### Exercise aim:
Below are some entries; write out each one of them exactly.

Stored data entries
Content starts
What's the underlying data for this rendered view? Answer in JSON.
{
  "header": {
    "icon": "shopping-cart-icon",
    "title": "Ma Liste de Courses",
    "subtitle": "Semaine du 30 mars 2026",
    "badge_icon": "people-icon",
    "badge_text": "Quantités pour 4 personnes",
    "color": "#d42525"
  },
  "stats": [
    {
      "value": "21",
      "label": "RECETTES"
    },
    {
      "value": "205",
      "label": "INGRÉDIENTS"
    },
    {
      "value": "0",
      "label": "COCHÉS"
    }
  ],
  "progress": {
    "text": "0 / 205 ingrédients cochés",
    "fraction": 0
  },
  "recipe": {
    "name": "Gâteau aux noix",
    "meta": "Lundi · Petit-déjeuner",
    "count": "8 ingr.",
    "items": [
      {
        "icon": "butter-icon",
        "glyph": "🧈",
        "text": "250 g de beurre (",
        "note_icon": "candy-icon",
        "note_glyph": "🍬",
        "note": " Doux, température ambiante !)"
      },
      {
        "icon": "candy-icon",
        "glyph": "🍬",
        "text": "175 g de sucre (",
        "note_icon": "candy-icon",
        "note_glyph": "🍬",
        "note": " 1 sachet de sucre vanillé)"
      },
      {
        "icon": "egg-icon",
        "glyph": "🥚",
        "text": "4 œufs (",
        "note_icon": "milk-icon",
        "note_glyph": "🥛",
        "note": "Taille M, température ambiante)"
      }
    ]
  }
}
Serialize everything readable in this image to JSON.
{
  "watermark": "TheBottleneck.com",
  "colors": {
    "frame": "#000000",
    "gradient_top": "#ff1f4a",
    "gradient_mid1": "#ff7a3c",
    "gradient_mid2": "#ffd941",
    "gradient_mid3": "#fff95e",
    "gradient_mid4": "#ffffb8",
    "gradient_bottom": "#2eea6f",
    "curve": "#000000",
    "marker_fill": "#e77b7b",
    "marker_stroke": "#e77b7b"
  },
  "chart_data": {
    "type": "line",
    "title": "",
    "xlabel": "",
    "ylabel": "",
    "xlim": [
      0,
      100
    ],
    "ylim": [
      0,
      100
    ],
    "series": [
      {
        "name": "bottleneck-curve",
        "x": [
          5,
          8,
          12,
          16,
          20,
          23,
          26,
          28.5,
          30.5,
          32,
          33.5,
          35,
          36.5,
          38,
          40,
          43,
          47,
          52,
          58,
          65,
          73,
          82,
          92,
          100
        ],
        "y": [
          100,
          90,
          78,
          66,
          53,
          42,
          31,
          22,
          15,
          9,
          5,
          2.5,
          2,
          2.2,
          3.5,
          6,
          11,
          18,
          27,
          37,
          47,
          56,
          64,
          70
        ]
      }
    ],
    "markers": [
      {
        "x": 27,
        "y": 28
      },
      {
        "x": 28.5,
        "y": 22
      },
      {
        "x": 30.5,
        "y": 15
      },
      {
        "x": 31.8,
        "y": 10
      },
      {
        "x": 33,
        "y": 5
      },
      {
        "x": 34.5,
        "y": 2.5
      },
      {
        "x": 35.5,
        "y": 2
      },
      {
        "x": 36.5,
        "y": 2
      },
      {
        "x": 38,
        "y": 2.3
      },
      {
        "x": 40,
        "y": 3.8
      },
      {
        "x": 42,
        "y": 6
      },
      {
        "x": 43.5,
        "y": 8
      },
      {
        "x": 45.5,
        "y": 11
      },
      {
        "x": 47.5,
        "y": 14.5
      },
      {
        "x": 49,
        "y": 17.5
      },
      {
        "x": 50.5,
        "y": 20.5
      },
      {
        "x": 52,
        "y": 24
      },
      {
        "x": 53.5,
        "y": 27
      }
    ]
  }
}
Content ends
### Written response:
What's the underlying data for this rendered view? Answer in JSON.
{
  "header": {
    "icon": "shopping-cart-icon",
    "title": "Ma Liste de Courses",
    "subtitle": "Semaine du 30 mars 2026",
    "badge_icon": "people-icon",
    "badge_text": "Quantités pour 4 personnes",
    "color": "#d42525"
  },
  "stats": [
    {
      "value": "21",
      "label": "RECETTES"
    },
    {
      "value": "205",
      "label": "INGRÉDIENTS"
    },
    {
      "value": "0",
      "label": "COCHÉS"
    }
  ],
  "progress": {
    "text": "0 / 205 ingrédients cochés",
    "fraction": 0
  },
  "recipe": {
    "name": "Gâteau aux noix",
    "meta": "Lundi · Petit-déjeuner",
    "count": "8 ingr.",
    "items": [
      {
        "icon": "butter-icon",
        "glyph": "🧈",
        "text": "250 g de beurre (",
        "note_icon": "candy-icon",
        "note_glyph": "🍬",
        "note": " Doux, température ambiante !)"
      },
      {
        "icon": "candy-icon",
        "glyph": "🍬",
        "text": "175 g de sucre (",
        "note_icon": "candy-icon",
        "note_glyph": "🍬",
        "note": " 1 sachet de sucre vanillé)"
      },
      {
        "icon": "egg-icon",
        "glyph": "🥚",
        "text": "4 œufs (",
        "note_icon": "milk-icon",
        "note_glyph": "🥛",
        "note": "Taille M, température ambiante)"
      }
    ]
  }
}
Serialize everything readable in this image to JSON.
{
  "watermark": "TheBottleneck.com",
  "colors": {
    "frame": "#000000",
    "gradient_top": "#ff1f4a",
    "gradient_mid1": "#ff7a3c",
    "gradient_mid2": "#ffd941",
    "gradient_mid3": "#fff95e",
    "gradient_mid4": "#ffffb8",
    "gradient_bottom": "#2eea6f",
    "curve": "#000000",
    "marker_fill": "#e77b7b",
    "marker_stroke": "#e77b7b"
  },
  "chart_data": {
    "type": "line",
    "title": "",
    "xlabel": "",
    "ylabel": "",
    "xlim": [
      0,
      100
    ],
    "ylim": [
      0,
      100
    ],
    "series": [
      {
        "name": "bottleneck-curve",
        "x": [
          5,
          8,
          12,
          16,
          20,
          23,
          26,
          28.5,
          30.5,
          32,
          33.5,
          35,
          36.5,
          38,
          40,
          43,
          47,
          52,
          58,
          65,
          73,
          82,
          92,
          100
        ],
        "y": [
          100,
          90,
          78,
          66,
          53,
          42,
          31,
          22,
          15,
          9,
          5,
          2.5,
          2,
          2.2,
          3.5,
          6,
          11,
          18,
          27,
          37,
          47,
          56,
          64,
          70
        ]
      }
    ],
    "markers": [
      {
        "x": 27,
        "y": 28
      },
      {
        "x": 28.5,
        "y": 22
      },
      {
        "x": 30.5,
        "y": 15
      },
      {
        "x": 31.8,
        "y": 10
      },
      {
        "x": 33,
        "y": 5
      },
      {
        "x": 34.5,
        "y": 2.5
      },
      {
        "x": 35.5,
        "y": 2
      },
      {
        "x": 36.5,
        "y": 2
      },
      {
        "x": 38,
        "y": 2.3
      },
      {
        "x": 40,
        "y": 3.8
      },
      {
        "x": 42,
        "y": 6
      },
      {
        "x": 43.5,
        "y": 8
      },
      {
        "x": 45.5,
        "y": 11
      },
      {
        "x": 47.5,
        "y": 14.5
      },
      {
        "x": 49,
        "y": 17.5
      },
      {
        "x": 50.5,
        "y": 20.5
      },
      {
        "x": 52,
        "y": 24
      },
      {
        "x": 53.5,
        "y": 27
      }
    ]
  }
}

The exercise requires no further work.